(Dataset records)
- - -

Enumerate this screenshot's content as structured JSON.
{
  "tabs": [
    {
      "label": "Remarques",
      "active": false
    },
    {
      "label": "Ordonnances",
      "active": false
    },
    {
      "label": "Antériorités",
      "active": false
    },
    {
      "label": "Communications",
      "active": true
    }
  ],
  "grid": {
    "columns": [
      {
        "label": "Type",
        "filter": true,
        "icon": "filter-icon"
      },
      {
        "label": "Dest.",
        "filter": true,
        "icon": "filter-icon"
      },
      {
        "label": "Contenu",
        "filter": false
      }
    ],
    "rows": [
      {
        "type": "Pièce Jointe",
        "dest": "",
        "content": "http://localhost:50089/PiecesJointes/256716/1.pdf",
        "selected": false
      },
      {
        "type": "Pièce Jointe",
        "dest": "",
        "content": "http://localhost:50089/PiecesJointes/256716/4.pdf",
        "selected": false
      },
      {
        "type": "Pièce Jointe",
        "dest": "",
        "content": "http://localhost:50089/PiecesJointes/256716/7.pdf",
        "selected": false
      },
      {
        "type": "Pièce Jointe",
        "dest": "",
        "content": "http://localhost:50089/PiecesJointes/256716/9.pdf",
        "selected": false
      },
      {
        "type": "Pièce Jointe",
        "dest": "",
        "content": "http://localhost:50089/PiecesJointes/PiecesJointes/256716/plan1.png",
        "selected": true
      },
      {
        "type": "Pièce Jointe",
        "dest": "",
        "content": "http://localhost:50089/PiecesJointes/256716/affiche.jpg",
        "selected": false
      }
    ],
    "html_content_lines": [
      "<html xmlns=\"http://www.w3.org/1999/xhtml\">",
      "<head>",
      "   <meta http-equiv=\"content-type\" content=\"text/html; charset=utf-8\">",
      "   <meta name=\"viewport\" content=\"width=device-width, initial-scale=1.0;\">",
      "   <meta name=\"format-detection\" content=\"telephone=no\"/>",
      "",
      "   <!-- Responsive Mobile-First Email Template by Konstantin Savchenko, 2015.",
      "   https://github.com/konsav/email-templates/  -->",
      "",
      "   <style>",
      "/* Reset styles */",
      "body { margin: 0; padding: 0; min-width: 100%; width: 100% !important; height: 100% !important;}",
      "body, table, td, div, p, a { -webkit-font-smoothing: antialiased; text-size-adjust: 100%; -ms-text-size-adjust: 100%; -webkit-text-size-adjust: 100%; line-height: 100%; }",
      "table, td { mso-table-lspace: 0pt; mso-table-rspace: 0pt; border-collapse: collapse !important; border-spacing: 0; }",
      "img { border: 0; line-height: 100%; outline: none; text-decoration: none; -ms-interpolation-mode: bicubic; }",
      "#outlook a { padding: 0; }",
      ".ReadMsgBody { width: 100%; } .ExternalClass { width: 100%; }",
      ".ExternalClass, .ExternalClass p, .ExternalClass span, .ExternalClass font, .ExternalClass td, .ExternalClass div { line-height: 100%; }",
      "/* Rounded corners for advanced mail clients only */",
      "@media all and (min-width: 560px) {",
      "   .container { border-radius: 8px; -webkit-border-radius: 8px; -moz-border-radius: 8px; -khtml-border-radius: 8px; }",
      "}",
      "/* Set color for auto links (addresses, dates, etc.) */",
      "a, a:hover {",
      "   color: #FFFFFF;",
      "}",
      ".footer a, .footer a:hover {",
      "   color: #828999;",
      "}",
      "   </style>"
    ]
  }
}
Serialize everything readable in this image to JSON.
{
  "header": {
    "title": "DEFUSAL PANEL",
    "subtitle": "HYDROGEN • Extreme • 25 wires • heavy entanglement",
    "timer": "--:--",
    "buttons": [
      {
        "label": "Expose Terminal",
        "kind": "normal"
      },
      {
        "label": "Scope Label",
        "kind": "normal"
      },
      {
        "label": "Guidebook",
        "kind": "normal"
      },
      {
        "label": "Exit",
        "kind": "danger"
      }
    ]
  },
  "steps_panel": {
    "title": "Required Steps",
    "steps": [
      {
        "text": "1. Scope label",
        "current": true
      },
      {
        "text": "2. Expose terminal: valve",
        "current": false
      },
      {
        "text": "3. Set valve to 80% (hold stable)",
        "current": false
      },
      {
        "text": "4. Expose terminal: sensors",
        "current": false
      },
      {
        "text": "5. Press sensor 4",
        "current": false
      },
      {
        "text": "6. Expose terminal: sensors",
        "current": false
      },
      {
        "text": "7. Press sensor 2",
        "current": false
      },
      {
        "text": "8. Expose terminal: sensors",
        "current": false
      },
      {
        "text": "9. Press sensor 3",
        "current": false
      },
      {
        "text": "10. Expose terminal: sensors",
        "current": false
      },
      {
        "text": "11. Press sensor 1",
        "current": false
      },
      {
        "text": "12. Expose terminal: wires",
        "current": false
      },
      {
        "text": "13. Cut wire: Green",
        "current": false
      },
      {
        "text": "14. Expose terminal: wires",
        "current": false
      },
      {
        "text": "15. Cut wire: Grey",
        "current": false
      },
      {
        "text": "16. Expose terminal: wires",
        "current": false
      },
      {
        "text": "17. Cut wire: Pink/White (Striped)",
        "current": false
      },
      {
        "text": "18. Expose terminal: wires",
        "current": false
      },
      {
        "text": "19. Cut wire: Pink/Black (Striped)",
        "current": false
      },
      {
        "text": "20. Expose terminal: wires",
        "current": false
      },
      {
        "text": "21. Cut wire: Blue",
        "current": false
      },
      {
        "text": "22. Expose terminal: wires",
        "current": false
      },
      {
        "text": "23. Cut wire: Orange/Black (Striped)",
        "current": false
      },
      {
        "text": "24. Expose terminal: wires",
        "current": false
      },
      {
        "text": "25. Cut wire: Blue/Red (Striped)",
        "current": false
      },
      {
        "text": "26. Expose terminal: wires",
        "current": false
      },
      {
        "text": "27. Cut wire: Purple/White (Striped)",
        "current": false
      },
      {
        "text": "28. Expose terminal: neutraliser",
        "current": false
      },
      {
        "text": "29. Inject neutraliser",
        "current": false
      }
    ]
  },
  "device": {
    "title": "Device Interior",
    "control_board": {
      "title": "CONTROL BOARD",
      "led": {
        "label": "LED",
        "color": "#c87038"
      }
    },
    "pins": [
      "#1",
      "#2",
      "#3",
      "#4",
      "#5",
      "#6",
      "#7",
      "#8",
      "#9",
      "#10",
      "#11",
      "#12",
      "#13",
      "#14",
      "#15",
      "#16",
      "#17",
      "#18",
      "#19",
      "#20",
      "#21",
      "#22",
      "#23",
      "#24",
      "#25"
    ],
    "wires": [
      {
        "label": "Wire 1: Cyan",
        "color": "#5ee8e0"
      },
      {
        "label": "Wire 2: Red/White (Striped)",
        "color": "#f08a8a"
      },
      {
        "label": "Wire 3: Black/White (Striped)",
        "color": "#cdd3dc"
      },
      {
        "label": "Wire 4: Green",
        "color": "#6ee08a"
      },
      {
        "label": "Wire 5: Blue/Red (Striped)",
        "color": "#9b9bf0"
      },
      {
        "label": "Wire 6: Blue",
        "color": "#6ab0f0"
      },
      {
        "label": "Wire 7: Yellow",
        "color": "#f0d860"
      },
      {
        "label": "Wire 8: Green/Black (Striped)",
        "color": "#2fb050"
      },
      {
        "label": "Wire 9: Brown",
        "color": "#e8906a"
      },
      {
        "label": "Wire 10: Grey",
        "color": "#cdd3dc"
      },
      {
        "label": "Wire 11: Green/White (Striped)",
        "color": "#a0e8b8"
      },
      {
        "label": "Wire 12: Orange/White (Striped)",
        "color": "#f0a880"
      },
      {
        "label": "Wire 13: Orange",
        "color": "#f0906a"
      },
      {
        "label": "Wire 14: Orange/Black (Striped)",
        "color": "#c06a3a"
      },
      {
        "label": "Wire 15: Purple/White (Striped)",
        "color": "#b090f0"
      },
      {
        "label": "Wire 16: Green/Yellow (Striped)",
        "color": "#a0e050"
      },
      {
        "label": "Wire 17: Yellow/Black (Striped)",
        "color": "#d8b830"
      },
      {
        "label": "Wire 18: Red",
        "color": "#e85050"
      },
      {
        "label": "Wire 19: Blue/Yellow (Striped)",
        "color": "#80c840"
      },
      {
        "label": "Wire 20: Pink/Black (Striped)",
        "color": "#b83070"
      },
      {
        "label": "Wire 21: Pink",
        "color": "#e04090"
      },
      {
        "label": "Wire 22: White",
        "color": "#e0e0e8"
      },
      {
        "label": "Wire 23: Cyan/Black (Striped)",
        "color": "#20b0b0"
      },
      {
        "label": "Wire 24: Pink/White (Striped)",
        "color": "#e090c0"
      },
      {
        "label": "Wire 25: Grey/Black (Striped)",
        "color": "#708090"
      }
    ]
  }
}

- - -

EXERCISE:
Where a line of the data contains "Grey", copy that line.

EXERCISE OUTPUT:
        "text": "15. Cut wire: Grey",
        "label": "Wire 10: Grey",
        "label": "Wire 25: Grey/Black (Striped)",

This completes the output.